Data and data sets are not objective; they are creations of human design. We give numbers their voice, draw inferences from them and define their meaning through our interpretations. ...
Monday, May 13, 2013
OK, this could be a SCLM (severe career limiting move), but I think there are some questions that market research is just not well-suited to answer. Horror! Has Nigel gone over to the dark side of market research bashing? No, but that does not mean I think market research can do everything that people might demand of it.
I have been mulling this idea over for a while, but the post “Return and Ridicule” by Fred Wilson (via Dan Calladine’s highly useful newsletter), catalyzed what I have been thinking about.

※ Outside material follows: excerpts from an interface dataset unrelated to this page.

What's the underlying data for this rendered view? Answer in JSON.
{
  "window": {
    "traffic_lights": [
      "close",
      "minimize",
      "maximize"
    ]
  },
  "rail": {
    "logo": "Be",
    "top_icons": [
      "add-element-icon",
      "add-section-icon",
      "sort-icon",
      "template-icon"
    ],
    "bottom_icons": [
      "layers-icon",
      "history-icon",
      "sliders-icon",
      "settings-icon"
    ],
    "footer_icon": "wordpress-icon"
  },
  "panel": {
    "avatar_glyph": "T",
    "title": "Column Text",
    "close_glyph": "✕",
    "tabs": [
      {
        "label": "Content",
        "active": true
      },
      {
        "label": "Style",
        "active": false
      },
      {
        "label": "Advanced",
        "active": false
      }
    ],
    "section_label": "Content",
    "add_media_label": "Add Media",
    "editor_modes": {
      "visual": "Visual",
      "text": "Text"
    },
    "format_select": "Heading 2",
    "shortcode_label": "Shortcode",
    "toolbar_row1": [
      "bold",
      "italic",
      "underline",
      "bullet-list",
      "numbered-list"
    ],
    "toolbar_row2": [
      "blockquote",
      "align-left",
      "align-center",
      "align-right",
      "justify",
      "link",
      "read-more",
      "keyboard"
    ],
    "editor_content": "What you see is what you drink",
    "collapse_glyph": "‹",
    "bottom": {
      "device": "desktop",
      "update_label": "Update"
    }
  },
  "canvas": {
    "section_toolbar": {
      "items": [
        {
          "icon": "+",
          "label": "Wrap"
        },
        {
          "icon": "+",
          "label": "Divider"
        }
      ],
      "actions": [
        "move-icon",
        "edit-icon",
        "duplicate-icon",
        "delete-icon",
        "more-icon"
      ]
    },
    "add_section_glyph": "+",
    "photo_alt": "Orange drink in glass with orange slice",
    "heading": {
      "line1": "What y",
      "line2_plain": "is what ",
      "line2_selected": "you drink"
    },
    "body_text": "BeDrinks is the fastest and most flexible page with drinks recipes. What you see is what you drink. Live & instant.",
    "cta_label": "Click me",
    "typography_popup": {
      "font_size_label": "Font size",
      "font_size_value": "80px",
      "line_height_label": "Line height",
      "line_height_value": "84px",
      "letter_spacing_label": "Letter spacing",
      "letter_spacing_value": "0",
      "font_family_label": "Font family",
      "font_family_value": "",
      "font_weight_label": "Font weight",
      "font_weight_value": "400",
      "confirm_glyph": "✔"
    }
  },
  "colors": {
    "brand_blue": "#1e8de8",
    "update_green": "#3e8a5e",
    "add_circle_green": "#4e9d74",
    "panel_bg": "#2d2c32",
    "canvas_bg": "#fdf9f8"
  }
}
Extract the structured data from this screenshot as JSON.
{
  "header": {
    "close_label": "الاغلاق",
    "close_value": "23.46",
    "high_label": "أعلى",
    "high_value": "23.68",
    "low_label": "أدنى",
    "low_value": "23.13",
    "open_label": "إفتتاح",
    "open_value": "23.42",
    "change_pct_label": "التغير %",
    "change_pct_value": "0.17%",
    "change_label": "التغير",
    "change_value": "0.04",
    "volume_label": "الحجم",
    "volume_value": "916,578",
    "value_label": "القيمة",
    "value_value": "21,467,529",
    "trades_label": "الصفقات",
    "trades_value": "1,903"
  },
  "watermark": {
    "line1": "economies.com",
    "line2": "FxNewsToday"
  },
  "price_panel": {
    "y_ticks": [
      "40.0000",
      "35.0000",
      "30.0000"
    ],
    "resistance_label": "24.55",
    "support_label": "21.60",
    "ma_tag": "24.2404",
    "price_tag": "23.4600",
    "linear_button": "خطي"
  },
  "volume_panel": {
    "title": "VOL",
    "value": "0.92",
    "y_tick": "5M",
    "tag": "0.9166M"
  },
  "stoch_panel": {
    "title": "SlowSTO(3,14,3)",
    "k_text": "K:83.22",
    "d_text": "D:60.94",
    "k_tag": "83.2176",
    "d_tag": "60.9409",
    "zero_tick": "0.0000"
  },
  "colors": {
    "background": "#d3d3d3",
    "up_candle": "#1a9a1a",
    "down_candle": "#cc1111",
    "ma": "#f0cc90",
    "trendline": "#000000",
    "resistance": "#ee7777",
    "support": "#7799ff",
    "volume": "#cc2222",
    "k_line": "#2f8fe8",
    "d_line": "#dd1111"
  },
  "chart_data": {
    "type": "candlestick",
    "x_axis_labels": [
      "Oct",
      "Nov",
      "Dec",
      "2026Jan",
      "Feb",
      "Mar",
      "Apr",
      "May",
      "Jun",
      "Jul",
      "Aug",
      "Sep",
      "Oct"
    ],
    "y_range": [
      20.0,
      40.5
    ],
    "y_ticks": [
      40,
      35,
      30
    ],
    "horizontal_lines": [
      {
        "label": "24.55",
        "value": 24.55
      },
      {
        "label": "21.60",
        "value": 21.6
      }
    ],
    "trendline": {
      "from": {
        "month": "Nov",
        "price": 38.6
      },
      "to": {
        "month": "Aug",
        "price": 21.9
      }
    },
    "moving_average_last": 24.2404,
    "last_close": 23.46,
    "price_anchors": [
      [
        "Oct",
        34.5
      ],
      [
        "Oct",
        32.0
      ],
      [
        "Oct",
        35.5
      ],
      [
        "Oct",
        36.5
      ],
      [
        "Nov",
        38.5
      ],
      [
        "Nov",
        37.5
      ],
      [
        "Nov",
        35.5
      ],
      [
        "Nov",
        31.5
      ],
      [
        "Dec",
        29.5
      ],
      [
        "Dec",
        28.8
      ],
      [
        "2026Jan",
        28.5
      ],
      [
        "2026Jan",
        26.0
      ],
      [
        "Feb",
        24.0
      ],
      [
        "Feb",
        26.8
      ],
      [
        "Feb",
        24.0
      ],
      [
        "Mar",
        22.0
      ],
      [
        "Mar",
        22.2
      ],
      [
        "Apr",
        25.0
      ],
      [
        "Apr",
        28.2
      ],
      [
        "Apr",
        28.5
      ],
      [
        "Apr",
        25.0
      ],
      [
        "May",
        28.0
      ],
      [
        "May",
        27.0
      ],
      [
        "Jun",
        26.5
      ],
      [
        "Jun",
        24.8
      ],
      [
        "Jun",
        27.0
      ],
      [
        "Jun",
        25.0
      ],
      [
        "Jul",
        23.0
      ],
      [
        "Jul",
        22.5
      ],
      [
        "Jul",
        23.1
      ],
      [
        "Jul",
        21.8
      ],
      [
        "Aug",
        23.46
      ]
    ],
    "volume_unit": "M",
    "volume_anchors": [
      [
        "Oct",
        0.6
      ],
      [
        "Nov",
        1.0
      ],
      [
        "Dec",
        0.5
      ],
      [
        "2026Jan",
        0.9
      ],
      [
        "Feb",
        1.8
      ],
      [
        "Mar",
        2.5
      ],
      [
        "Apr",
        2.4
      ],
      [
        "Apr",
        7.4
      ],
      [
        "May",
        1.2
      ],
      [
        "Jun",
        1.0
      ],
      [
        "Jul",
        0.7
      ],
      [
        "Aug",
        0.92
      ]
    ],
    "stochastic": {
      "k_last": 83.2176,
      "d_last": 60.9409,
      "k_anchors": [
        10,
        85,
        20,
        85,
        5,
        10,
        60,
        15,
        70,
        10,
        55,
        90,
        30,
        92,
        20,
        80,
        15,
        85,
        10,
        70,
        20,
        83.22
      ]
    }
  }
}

In the post, Wilson states:
I have found ...
Wednesday, May 08, 2013
In an effort to leverage its strong brand among upmarket granola eaters, natural grocer Whole Foods is planning to open a lifestyle resort education center in its home town of Austin, Texas. Much as I applaud Whole Foods for the way it has brought natural and organic foods to a wider audience, I can’t help wondering if this is too big a stretch.
As I said, I think Whole Foods is a great brand. When I used to live in Connecticut, Whole Foods was the grocery store that I shopped at the most. Yes, count me in as one ...
Monday, May 06, 2013
The first banner ad appeared on HotWired 18 years ago. That banner asked, “Have you ever clicked your mouse right HERE?” An arrow pointed to the words “YOU WILL.” When people did click they were whisked off to the AT&T Solutions Web site. In spite of the apparent lack of creativity, novelty ensured that people did click. Unfortunately it did not take long for the novelty to wear off.
So where are we today? As Brian Morrissey notes in the article “Banner Ad’s Creators Dismayed By Its Current State,” online advertising is now big business but one that ...
Wednesday, May 01, 2013
So I finally caught up with some of those “famous” viral videos that “everyone” has been talking about thanks to AdAge’s fourth annual Viral Video Awards.
In spite of my interest in viral advertising, several of the featured videos were new to me. I guess I am just not that into viral videos after all. Or maybe an alternative explanation is that even the best viral videos still fail to reach an extended audience, unless interest is seeded by mass media or personal recommendation.
One of the videos I had not seen was the one for Angry Birds Space. ...
Monday, April 29, 2013
Which insensitive (expletive deleted) thought it was a good idea to promote Hyundai’s iX35’s "100 percent water-emissions" by portraying a man trying to commit suicide? How could they be so fixated on their own desire to achieve viral success that they completely ignored common sense and empathy for their fellow human beings?
Last week I wrote a post questioning whether advertising was ethical or not. The consensus seemed to be that it depends on whether or not the ad is duplicitous. Well I guess we missed another case in which advertising is immoral: when it deliberately portrays events that could ...
Wednesday, April 24, 2013
The other day I was with a group of friends when the subject of advertising came up. Given that my profession is inextricably linked to the practice of advertising and brand building, I felt compelled to defend the practice to a group that included a pastor, a rabbi and a couple of academics.
My attempt to explain that advertising could add intangible value to a product experience was met with blank incomprehension at best. Creating intangible value seemed to be equated with duplicity. Advertisers cheated people by creating erroneous beliefs about the quality, efficacy or value of a product. It ...
Monday, April 22, 2013
At dinner last night, I was struck by how eloquently my friend justified her decision to buy a specific model of road bike. When asked why she chose Trek rather than another brand, she answered without hesitation. In light of her answers, the decision sounded so rational, but if you had seen the smile on her face beforehand when I asked to see the new bike, you would realize that emotion played a huge role in her decision.
I have no idea what role traditional advertising played in my friend’s decision to buy Trek – I know that word of ...